The new set-up will have a problem of deciding the best practices to undertake in the establishment of the practices that are to be followed in the daily operations. The employee relations as well as the administrative systems form part of the key considerations in the institutions. This is informed by the fact that the different relations strategies in the companies are likely to differ. The best way is to first hold consultative meetings with the workers representatives.
These meetings will be aimed at developing a effective structure for the work relationship. The structure will also include series of team building activities to eliminate the aspect of mistrust and animosity that might arise among the different employees. The team building will therefore establish a good working relationship among the employees.

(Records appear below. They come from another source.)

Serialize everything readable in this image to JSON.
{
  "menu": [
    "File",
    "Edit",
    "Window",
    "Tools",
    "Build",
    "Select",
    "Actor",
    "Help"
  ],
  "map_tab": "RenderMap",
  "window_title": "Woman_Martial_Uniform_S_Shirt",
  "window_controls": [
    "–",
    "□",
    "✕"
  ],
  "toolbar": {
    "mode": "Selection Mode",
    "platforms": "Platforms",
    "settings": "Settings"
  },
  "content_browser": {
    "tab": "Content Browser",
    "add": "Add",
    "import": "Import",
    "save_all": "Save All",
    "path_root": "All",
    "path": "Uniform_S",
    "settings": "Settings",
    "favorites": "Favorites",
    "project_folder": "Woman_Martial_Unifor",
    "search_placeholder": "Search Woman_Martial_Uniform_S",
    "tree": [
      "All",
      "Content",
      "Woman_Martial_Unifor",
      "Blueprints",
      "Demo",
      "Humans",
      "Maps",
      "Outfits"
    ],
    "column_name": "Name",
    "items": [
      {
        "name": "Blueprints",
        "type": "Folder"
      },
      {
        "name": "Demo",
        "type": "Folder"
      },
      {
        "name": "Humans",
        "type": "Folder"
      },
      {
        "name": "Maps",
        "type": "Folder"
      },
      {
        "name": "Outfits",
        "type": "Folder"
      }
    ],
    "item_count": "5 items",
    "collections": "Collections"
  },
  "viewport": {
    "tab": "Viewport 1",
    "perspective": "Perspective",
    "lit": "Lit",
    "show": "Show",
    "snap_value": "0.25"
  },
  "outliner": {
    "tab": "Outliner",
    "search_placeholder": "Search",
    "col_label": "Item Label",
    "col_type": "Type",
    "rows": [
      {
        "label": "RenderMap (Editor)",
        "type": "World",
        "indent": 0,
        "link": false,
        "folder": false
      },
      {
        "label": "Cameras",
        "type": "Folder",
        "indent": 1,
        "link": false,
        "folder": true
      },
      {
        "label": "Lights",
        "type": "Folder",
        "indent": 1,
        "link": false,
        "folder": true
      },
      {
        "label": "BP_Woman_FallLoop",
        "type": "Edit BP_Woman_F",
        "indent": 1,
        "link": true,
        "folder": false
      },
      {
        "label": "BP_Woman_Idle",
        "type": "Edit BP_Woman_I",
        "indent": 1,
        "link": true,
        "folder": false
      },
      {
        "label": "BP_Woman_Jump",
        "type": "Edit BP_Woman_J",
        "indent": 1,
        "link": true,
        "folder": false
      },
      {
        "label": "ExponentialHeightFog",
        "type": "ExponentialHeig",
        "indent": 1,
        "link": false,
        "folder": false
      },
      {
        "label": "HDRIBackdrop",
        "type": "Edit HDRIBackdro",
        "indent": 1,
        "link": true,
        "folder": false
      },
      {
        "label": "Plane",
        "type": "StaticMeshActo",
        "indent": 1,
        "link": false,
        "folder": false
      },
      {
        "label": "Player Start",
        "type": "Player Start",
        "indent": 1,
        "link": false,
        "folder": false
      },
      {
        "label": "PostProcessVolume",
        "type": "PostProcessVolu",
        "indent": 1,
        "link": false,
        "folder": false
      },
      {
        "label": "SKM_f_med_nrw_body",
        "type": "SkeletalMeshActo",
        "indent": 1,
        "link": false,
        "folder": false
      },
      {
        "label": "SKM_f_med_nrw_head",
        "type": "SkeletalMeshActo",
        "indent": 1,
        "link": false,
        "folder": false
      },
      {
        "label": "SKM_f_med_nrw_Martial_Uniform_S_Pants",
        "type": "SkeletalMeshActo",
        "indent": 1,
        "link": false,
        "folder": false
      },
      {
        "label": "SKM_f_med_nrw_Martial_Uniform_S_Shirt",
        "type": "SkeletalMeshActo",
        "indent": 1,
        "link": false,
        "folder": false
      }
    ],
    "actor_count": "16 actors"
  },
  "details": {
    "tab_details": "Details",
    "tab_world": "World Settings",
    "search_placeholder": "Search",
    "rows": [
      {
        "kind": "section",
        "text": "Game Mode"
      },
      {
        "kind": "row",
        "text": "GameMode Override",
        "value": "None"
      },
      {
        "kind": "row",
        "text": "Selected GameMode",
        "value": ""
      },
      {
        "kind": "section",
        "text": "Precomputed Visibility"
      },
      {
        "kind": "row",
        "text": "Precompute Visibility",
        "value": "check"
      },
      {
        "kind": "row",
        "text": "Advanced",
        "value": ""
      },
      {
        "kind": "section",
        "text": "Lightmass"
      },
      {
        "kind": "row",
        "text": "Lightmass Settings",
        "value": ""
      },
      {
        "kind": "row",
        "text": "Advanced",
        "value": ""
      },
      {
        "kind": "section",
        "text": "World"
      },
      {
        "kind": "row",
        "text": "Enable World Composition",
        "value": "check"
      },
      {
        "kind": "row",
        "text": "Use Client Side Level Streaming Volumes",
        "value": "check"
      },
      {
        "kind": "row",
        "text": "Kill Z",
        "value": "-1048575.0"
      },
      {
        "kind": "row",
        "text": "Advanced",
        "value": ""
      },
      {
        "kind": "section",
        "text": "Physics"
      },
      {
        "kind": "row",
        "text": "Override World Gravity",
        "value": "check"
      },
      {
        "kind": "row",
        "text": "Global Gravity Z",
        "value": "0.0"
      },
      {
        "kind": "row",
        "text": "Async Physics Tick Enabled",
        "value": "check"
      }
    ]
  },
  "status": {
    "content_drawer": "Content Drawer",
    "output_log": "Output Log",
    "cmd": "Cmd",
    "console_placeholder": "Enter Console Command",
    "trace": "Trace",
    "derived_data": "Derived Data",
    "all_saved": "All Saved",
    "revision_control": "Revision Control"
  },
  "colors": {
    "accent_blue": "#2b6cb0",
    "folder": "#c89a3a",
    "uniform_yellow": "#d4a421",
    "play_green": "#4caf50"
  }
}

To effect these strategies, the system ought to invest heavily in terms of three things. First is the employee time for all the consultative meetings to be held. these will require a lot of time from the employees. The second is the money for implementing these structures.
This needs a lot of money to be invested into the meetings. Lastly the company will need to invest money into offering good severance packages to the employees who are leaving. This will encourage the employees who are of age to take the option of early retirement.
Generally the whole process requires keenness and attention to detail if any meaningful success is to be attained.
Bridges W. (2003). Making the Best of Change in Transition Management. Washington: Perseus press
Carnal, C. (2003). Change Management in Organisations. London: Prentice and Hall
Davis, K. & Newstrom, J.K. (2002). Behaviour and Organizations. New York: McGraw hill
Lewin, K. (1951). Social Science Field Theory. New York: Harper Collins.
Zajac, E. (2006). Political Economy of Fairness. Cambridge: MIT.